Locate each line below that includes "offset" and reproduce it.

─── Task data ───

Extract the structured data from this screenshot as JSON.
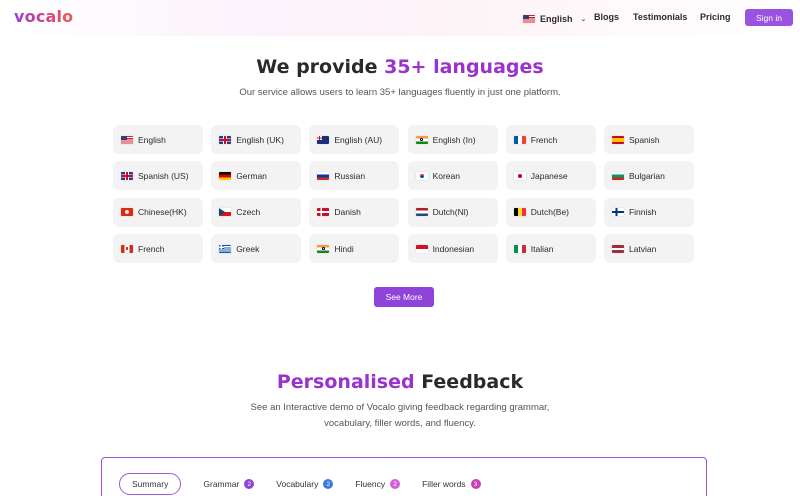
{
  "header": {
    "logo": "vocalo",
    "language_selector": {
      "flag": "us-flag-icon",
      "label": "English"
    },
    "nav": [
      {
        "label": "Blogs"
      },
      {
        "label": "Testimonials"
      },
      {
        "label": "Pricing"
      }
    ],
    "signin_label": "Sign in"
  },
  "languages_section": {
    "title_prefix": "We provide ",
    "title_accent": "35+ languages",
    "subtitle": "Our service allows users to learn 35+ languages fluently in just one platform.",
    "languages": [
      {
        "label": "English",
        "flag": "us-flag-icon"
      },
      {
        "label": "English (UK)",
        "flag": "uk-flag-icon"
      },
      {
        "label": "English (AU)",
        "flag": "au-flag-icon"
      },
      {
        "label": "English (In)",
        "flag": "in-flag-icon"
      },
      {
        "label": "French",
        "flag": "fr-flag-icon"
      },
      {
        "label": "Spanish",
        "flag": "es-flag-icon"
      },
      {
        "label": "Spanish (US)",
        "flag": "uk-flag-icon"
      },
      {
        "label": "German",
        "flag": "de-flag-icon"
      },
      {
        "label": "Russian",
        "flag": "ru-flag-icon"
      },
      {
        "label": "Korean",
        "flag": "kr-flag-icon"
      },
      {
        "label": "Japanese",
        "flag": "jp-flag-icon"
      },
      {
        "label": "Bulgarian",
        "flag": "bg-flag-icon"
      },
      {
        "label": "Chinese(HK)",
        "flag": "hk-flag-icon"
      },
      {
        "label": "Czech",
        "flag": "cz-flag-icon"
      },
      {
        "label": "Danish",
        "flag": "dk-flag-icon"
      },
      {
        "label": "Dutch(Nl)",
        "flag": "nl-flag-icon"
      },
      {
        "label": "Dutch(Be)",
        "flag": "be-flag-icon"
      },
      {
        "label": "Finnish",
        "flag": "fi-flag-icon"
      },
      {
        "label": "French",
        "flag": "ca-flag-icon"
      },
      {
        "label": "Greek",
        "flag": "gr-flag-icon"
      },
      {
        "label": "Hindi",
        "flag": "in-flag-icon"
      },
      {
        "label": "Indonesian",
        "flag": "id-flag-icon"
      },
      {
        "label": "Italian",
        "flag": "it-flag-icon"
      },
      {
        "label": "Latvian",
        "flag": "lv-flag-icon"
      }
    ],
    "see_more_label": "See More"
  },
  "feedback_section": {
    "title_accent": "Personalised",
    "title_rest": " Feedback",
    "subtitle_line1": "See an Interactive demo of Vocalo giving feedback regarding grammar,",
    "subtitle_line2": "vocabulary, filler words, and fluency.",
    "tabs": [
      {
        "label": "Summary",
        "active": true
      },
      {
        "label": "Grammar",
        "count": "2",
        "color": "#8e44d8"
      },
      {
        "label": "Vocabulary",
        "count": "2",
        "color": "#3b7be0"
      },
      {
        "label": "Fluency",
        "count": "2",
        "color": "#d65fd8"
      },
      {
        "label": "Filler words",
        "count": "3",
        "color": "#c93fb8"
      }
    ]
  },
  "colors": {
    "accent_purple": "#9a32cd",
    "button_purple": "#8f43d9",
    "chip_bg": "#f3f3f3"
  }
}
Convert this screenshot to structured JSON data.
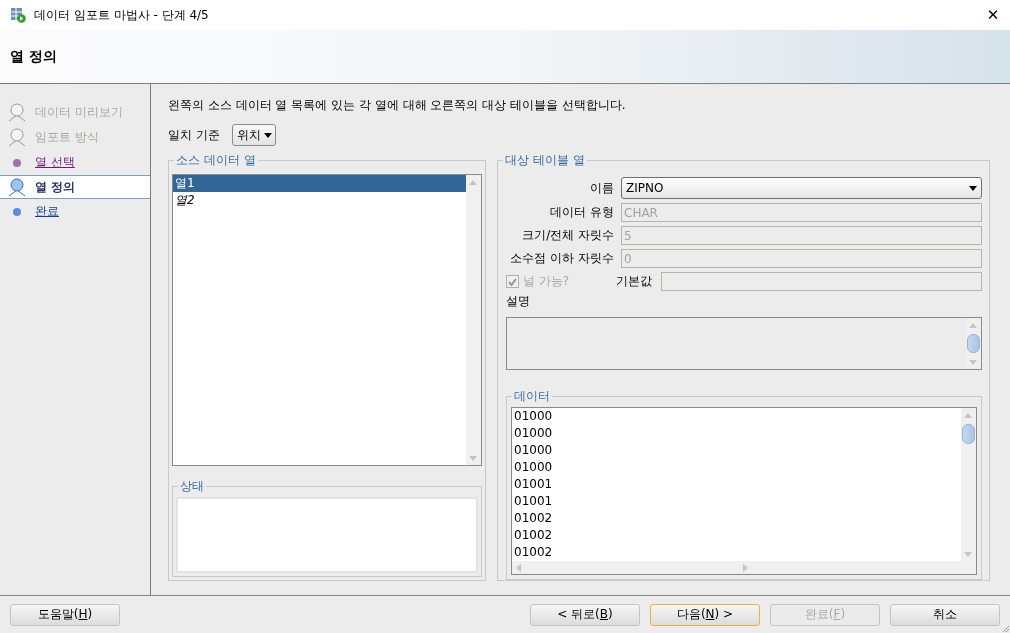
{
  "window": {
    "title": "데이터 임포트 마법사 - 단계 4/5",
    "close": "✕"
  },
  "header": {
    "title": "열 정의"
  },
  "steps": [
    {
      "label": "데이터 미리보기",
      "kind": "disabled",
      "selected": false
    },
    {
      "label": "임포트 방식",
      "kind": "disabled",
      "selected": false
    },
    {
      "label": "열 선택",
      "kind": "visited",
      "selected": false
    },
    {
      "label": "열 정의",
      "kind": "current",
      "selected": true
    },
    {
      "label": "완료",
      "kind": "link",
      "selected": false
    }
  ],
  "instruction": "왼쪽의 소스 데이터 열 목록에 있는 각 열에 대해 오른쪽의 대상 테이블을 선택합니다.",
  "match": {
    "label": "일치 기준",
    "value": "위치"
  },
  "source": {
    "title": "소스 데이터 열",
    "items": [
      {
        "label": "열1",
        "kind": "plain",
        "selected": true
      },
      {
        "label": "열2",
        "kind": "italic",
        "selected": false
      }
    ],
    "status_title": "상태"
  },
  "target": {
    "title": "대상 테이블 열",
    "name": {
      "label": "이름",
      "value": "ZIPNO"
    },
    "fields": [
      {
        "label": "데이터 유형",
        "value": "CHAR"
      },
      {
        "label": "크기/전체 자릿수",
        "value": "5"
      },
      {
        "label": "소수점 이하 자릿수",
        "value": "0"
      }
    ],
    "nullable": {
      "label": "널 가능?",
      "checked": true,
      "disabled": true
    },
    "default": {
      "label": "기본값"
    },
    "description": {
      "label": "설명"
    },
    "data": {
      "title": "데이터",
      "rows": [
        "01000",
        "01000",
        "01000",
        "01000",
        "01001",
        "01001",
        "01002",
        "01002",
        "01002"
      ]
    }
  },
  "buttons": [
    {
      "kind": "help",
      "before": "도움말(",
      "mnemonic": "H",
      "after": ")",
      "focused": false,
      "disabled": false
    },
    {
      "kind": "back",
      "before": "< 뒤로(",
      "mnemonic": "B",
      "after": ")",
      "focused": false,
      "disabled": false
    },
    {
      "kind": "next",
      "before": "다음(",
      "mnemonic": "N",
      "after": ") >",
      "focused": true,
      "disabled": false
    },
    {
      "kind": "finish",
      "before": "완료(",
      "mnemonic": "F",
      "after": ")",
      "focused": false,
      "disabled": true
    },
    {
      "kind": "cancel",
      "before": "취소",
      "focused": false,
      "disabled": false
    }
  ]
}
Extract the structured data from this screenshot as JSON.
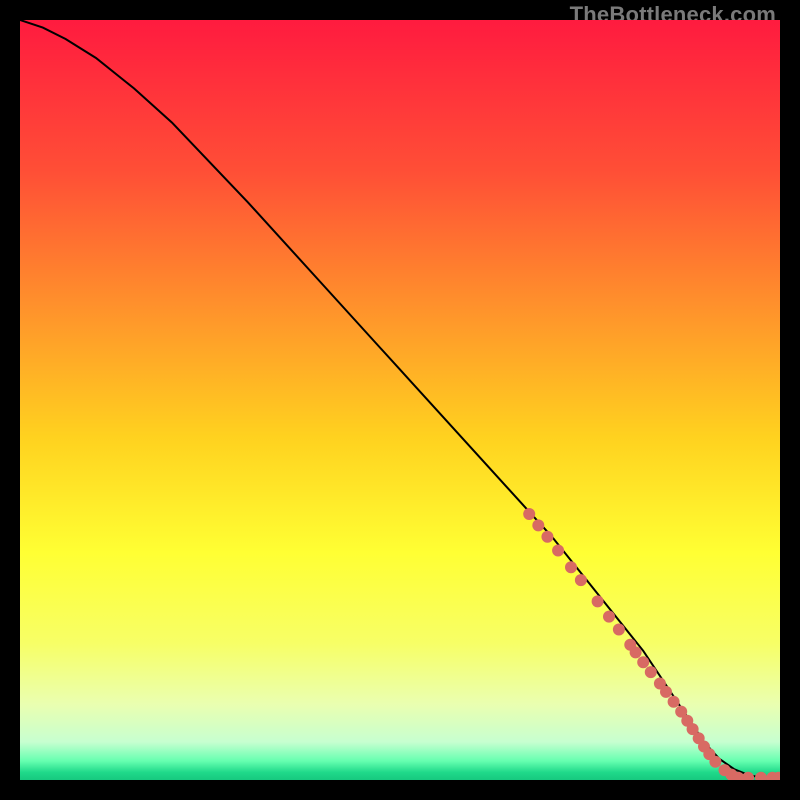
{
  "watermark": "TheBottleneck.com",
  "chart_data": {
    "type": "line",
    "title": "",
    "xlabel": "",
    "ylabel": "",
    "xlim": [
      0,
      100
    ],
    "ylim": [
      0,
      100
    ],
    "grid": false,
    "legend": false,
    "background_gradient": {
      "stops": [
        {
          "offset": 0.0,
          "color": "#ff1b3f"
        },
        {
          "offset": 0.2,
          "color": "#ff4f36"
        },
        {
          "offset": 0.4,
          "color": "#ff9a2a"
        },
        {
          "offset": 0.55,
          "color": "#ffd21f"
        },
        {
          "offset": 0.7,
          "color": "#ffff33"
        },
        {
          "offset": 0.82,
          "color": "#f7ff66"
        },
        {
          "offset": 0.9,
          "color": "#eaffb0"
        },
        {
          "offset": 0.95,
          "color": "#c7ffd0"
        },
        {
          "offset": 0.975,
          "color": "#66ffb0"
        },
        {
          "offset": 0.99,
          "color": "#1fd98a"
        },
        {
          "offset": 1.0,
          "color": "#17c97f"
        }
      ]
    },
    "series": [
      {
        "name": "curve",
        "color": "#000000",
        "x": [
          0,
          3,
          6,
          10,
          15,
          20,
          30,
          40,
          50,
          60,
          70,
          78,
          82,
          85,
          88,
          90,
          92,
          94,
          96,
          98,
          100
        ],
        "y": [
          100,
          99,
          97.5,
          95,
          91,
          86.5,
          76,
          65,
          54,
          43,
          32,
          22,
          17,
          12.5,
          8,
          5,
          2.8,
          1.4,
          0.6,
          0.3,
          0.3
        ]
      }
    ],
    "scatter": {
      "name": "points",
      "color": "#d86a63",
      "radius": 6,
      "points": [
        {
          "x": 67,
          "y": 35
        },
        {
          "x": 68.2,
          "y": 33.5
        },
        {
          "x": 69.4,
          "y": 32
        },
        {
          "x": 70.8,
          "y": 30.2
        },
        {
          "x": 72.5,
          "y": 28
        },
        {
          "x": 73.8,
          "y": 26.3
        },
        {
          "x": 76,
          "y": 23.5
        },
        {
          "x": 77.5,
          "y": 21.5
        },
        {
          "x": 78.8,
          "y": 19.8
        },
        {
          "x": 80.3,
          "y": 17.8
        },
        {
          "x": 81,
          "y": 16.8
        },
        {
          "x": 82,
          "y": 15.5
        },
        {
          "x": 83,
          "y": 14.2
        },
        {
          "x": 84.2,
          "y": 12.7
        },
        {
          "x": 85,
          "y": 11.6
        },
        {
          "x": 86,
          "y": 10.3
        },
        {
          "x": 87,
          "y": 9
        },
        {
          "x": 87.8,
          "y": 7.8
        },
        {
          "x": 88.5,
          "y": 6.7
        },
        {
          "x": 89.3,
          "y": 5.5
        },
        {
          "x": 90,
          "y": 4.4
        },
        {
          "x": 90.7,
          "y": 3.4
        },
        {
          "x": 91.5,
          "y": 2.4
        },
        {
          "x": 92.7,
          "y": 1.3
        },
        {
          "x": 93.6,
          "y": 0.7
        },
        {
          "x": 94.5,
          "y": 0.3
        },
        {
          "x": 95.8,
          "y": 0.3
        },
        {
          "x": 97.5,
          "y": 0.3
        },
        {
          "x": 99,
          "y": 0.3
        },
        {
          "x": 99.8,
          "y": 0.3
        }
      ]
    }
  }
}
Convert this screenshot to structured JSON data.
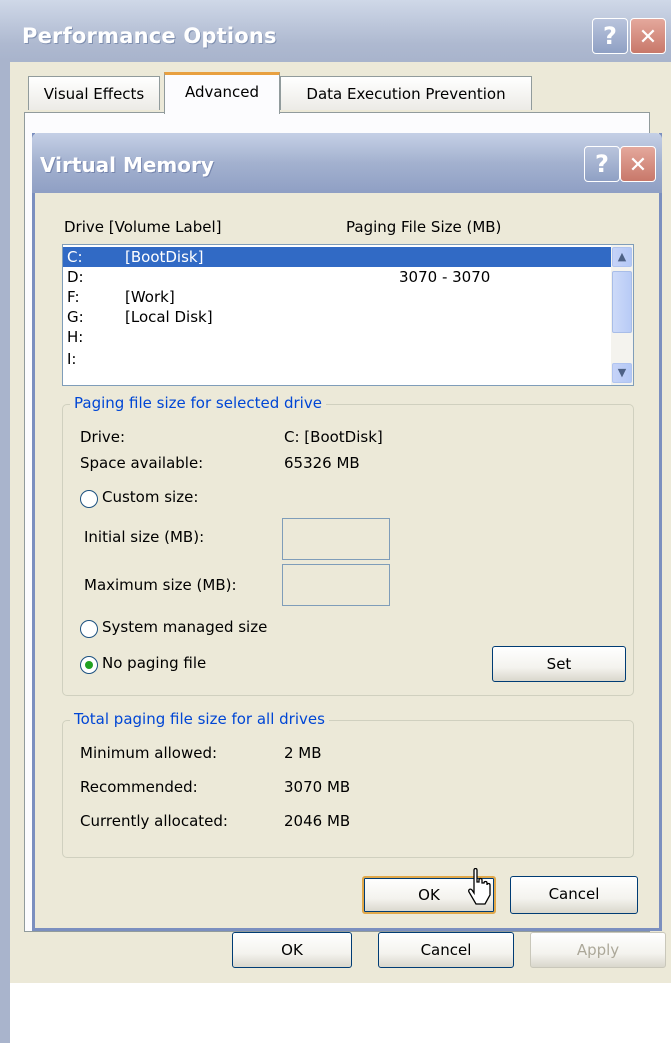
{
  "outer_window": {
    "title": "Performance Options",
    "tabs": [
      {
        "label": "Visual Effects",
        "active": false
      },
      {
        "label": "Advanced",
        "active": true
      },
      {
        "label": "Data Execution Prevention",
        "active": false
      }
    ],
    "buttons": {
      "ok": "OK",
      "cancel": "Cancel",
      "apply": "Apply"
    },
    "help_glyph": "?",
    "close_glyph": "✕"
  },
  "virtual_memory": {
    "title": "Virtual Memory",
    "help_glyph": "?",
    "close_glyph": "✕",
    "list_headers": {
      "drive": "Drive  [Volume Label]",
      "size": "Paging File Size (MB)"
    },
    "drives": [
      {
        "drive": "C:",
        "label": "[BootDisk]",
        "size": "",
        "selected": true
      },
      {
        "drive": "D:",
        "label": "",
        "size": "3070 - 3070",
        "selected": false
      },
      {
        "drive": "F:",
        "label": "[Work]",
        "size": "",
        "selected": false
      },
      {
        "drive": "G:",
        "label": "[Local Disk]",
        "size": "",
        "selected": false
      },
      {
        "drive": "H:",
        "label": "",
        "size": "",
        "selected": false
      },
      {
        "drive": "I:",
        "label": "",
        "size": "",
        "selected": false
      }
    ],
    "selected_group": {
      "legend": "Paging file size for selected drive",
      "drive_label": "Drive:",
      "drive_value": "C:  [BootDisk]",
      "space_label": "Space available:",
      "space_value": "65326 MB",
      "custom_size": "Custom size:",
      "initial_size": "Initial size (MB):",
      "initial_value": "",
      "maximum_size": "Maximum size (MB):",
      "maximum_value": "",
      "system_managed": "System managed size",
      "no_paging": "No paging file",
      "selected_option": "no_paging",
      "set_button": "Set"
    },
    "total_group": {
      "legend": "Total paging file size for all drives",
      "minimum_label": "Minimum allowed:",
      "minimum_value": "2 MB",
      "recommended_label": "Recommended:",
      "recommended_value": "3070 MB",
      "allocated_label": "Currently allocated:",
      "allocated_value": "2046 MB"
    },
    "buttons": {
      "ok": "OK",
      "cancel": "Cancel"
    }
  },
  "colors": {
    "selection": "#316ac5",
    "group_legend": "#0046d5",
    "dialog_bg": "#ece9d8",
    "radio_checked": "#21a121"
  }
}
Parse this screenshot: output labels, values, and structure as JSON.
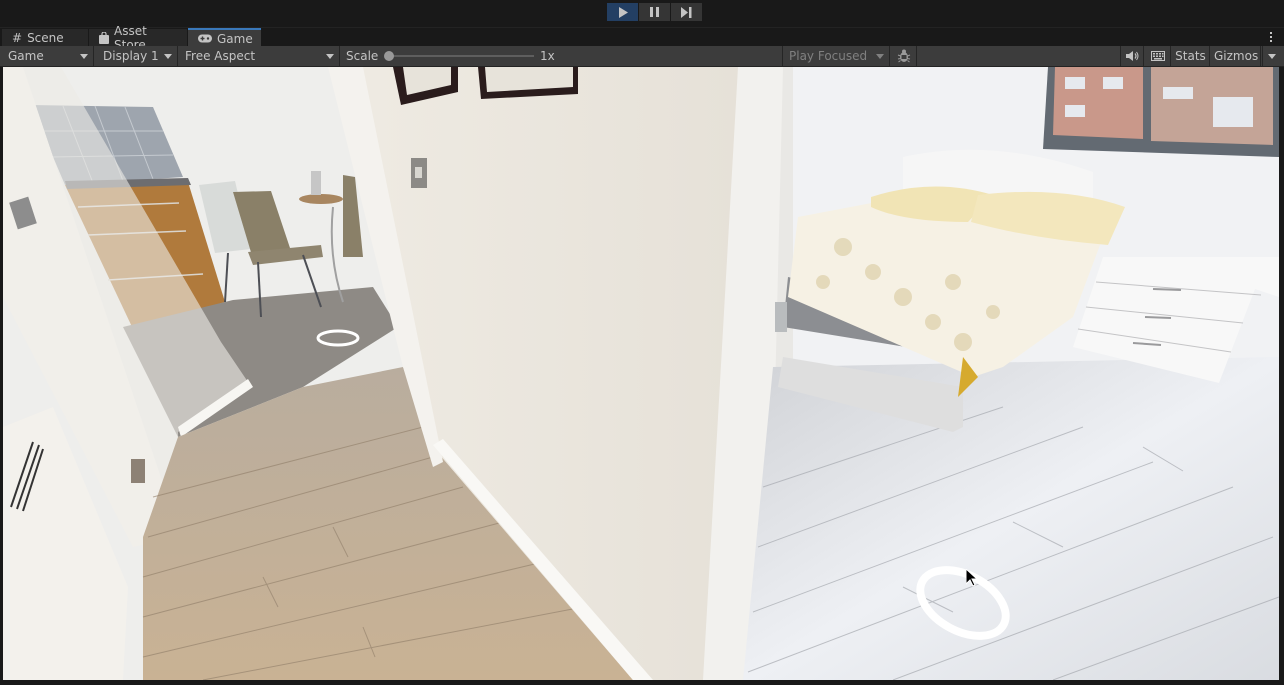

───

Solved exercise:
          "offset": 0.0,
          "offset": 0.2,
          "offset": 0.4,
          "offset": 0.55,
          "offset": 0.7,
          "offset": 0.82,
          "offset": 0.9,
          "offset": 0.95,
          "offset": 0.975,
          "offset": 0.99,
          "offset": 1.0,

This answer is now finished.